A new dawn for robotics in Mexico City

By the time the sun rose over Mexico City students at the ORT school were well into the task in hand – designing, building and programming a robot capable of collecting and sorting sheets of coloured paper.

At the same time, thousands of miles away, teams of students at ORT schools in Estonia, Ukraine, Russia and Moldova (as well as Ecuador’s Unidad Educativa Particular Bilingue Principito y Marcel Laniado de Wind) were doing the same thing – a perfect illustration of the exciting opportunities provided by the World ORT network.

They had five hours in which to complete the task, the opening challenge in Colegio Israelita de Mexico – ORT’s inaugural Robotics Tournament.

Robotics skills ‘indispensable’ for 21st century careers

Some 150 teams from six countries took part in the tournament, which has placed CIM-ORT at the forefront of school robotics in Mexico.

“When talking about education for the future you have to start with today. And that’s why CIM ORT initiated this robotics tournament,” said CIM-ORT Coordinator of Educational Technological Innovation Yair Xolalpa. “It’s an innovative, intense, and fresh experience that raises the bar for national and international competitions. We look forward to many more in the years to come.”

The mix of physics, maths, engineering, programming and 3D design required for robotics make competitions such as CIM-ORT’s a vital contribution to preparing young people for 21st century careers.

Winners of the online challenge: ORT Technology Lyceum in Kishinev, Moldova.

Take into account how the subject also exercises the children’s creativity, problem solving, critical and analytical thinking, ability to work in a team and self-discipline and you can make a good case that it’s indispensable.

Under the supervision of judges via camera, and with minimal help from their coaches, the online contest, which simulated the separation of garbage for recycling, was won by the ORT Technology Lyceum in Kishinev, Moldova.

CIM-ORT a burgeoning force in robotics

But CIM-ORT demonstrated the prowess which it has acquired since joining the World ORT network in 2010, winning 14 individual and team prizes across the competition’s 12 categories.

The tournament featured a category for drones.

Among the highlights was a 24-hour challenge: teams were tasked with building a functional vacuum cleaner from scratch, one capable not only of sucking up trash but taking it to an allocated place. That was won by a team from the Tecnologico de Estudios Superiores de Huixquilucan. Other categories featured combat robots, drones and line followers.

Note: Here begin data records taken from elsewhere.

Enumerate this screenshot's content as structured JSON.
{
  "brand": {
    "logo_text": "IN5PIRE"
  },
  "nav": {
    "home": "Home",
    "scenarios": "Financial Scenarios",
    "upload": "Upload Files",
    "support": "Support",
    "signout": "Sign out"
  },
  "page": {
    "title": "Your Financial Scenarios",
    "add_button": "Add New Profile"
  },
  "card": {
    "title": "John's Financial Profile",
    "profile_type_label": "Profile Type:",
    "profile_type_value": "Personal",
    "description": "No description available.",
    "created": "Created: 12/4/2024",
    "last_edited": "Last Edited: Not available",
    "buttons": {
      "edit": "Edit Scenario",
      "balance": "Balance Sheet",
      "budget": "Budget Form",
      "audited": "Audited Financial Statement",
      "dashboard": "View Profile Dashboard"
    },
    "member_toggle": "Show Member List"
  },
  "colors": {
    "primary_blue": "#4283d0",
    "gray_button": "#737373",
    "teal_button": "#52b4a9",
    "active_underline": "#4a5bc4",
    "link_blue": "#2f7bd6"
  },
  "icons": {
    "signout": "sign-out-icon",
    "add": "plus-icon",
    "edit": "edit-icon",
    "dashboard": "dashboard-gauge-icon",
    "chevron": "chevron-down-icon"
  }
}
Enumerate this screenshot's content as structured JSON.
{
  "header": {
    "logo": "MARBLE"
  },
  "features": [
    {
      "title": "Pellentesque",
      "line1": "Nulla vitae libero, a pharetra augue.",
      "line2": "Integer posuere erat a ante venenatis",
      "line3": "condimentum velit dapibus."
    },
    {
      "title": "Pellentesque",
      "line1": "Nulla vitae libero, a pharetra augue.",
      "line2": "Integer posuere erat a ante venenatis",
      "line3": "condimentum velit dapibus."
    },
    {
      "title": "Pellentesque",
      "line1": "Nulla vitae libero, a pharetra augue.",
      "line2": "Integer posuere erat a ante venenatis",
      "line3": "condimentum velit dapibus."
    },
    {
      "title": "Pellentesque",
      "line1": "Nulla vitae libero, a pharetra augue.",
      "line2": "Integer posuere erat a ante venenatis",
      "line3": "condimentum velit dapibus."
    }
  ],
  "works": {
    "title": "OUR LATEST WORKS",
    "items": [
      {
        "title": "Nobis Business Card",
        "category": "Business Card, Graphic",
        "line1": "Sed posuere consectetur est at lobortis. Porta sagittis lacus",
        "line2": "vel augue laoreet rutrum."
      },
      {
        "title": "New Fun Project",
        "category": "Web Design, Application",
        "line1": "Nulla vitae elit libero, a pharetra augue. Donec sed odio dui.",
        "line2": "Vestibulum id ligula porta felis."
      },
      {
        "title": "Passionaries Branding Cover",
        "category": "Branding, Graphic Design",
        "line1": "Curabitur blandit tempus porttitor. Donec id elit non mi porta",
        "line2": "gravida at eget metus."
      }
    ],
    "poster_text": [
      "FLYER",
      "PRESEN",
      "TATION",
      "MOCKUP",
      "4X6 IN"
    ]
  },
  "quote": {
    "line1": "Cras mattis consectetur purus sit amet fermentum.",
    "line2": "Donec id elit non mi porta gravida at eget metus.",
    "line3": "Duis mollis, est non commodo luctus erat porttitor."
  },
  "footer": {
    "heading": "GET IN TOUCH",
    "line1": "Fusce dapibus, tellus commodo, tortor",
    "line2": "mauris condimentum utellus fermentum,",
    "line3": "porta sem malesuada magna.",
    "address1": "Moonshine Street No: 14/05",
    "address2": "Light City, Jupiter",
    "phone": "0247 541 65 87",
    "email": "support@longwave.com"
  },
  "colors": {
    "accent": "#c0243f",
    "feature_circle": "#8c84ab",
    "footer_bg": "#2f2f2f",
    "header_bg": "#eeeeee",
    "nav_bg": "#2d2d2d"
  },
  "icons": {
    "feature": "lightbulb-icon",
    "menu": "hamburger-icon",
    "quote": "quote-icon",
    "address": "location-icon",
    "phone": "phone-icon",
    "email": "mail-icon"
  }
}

CIM-ORT’s success follows a year in which its teams filled cabinets with medals and trophies from a series of contests – sweeping up top places at six domestic competitions, taking a creditable fifth place at the international Robotraffic competition at the Technion – Israel Institute of Technology, and finishing as the best Mexican team at the massive RoboGames in California.

“We know that the greatest advantage we can give our students is to help them discover their abilities – and to put them into practice,” Mr Xolalpa said.

The competition was sponsored by MOBO Mexico, CreativaKids, Sitres Latam Impresoras 3D, Espinher, and Baumann y Compañía, which distributes 3D printing solutions in Latin America and the Caribbean.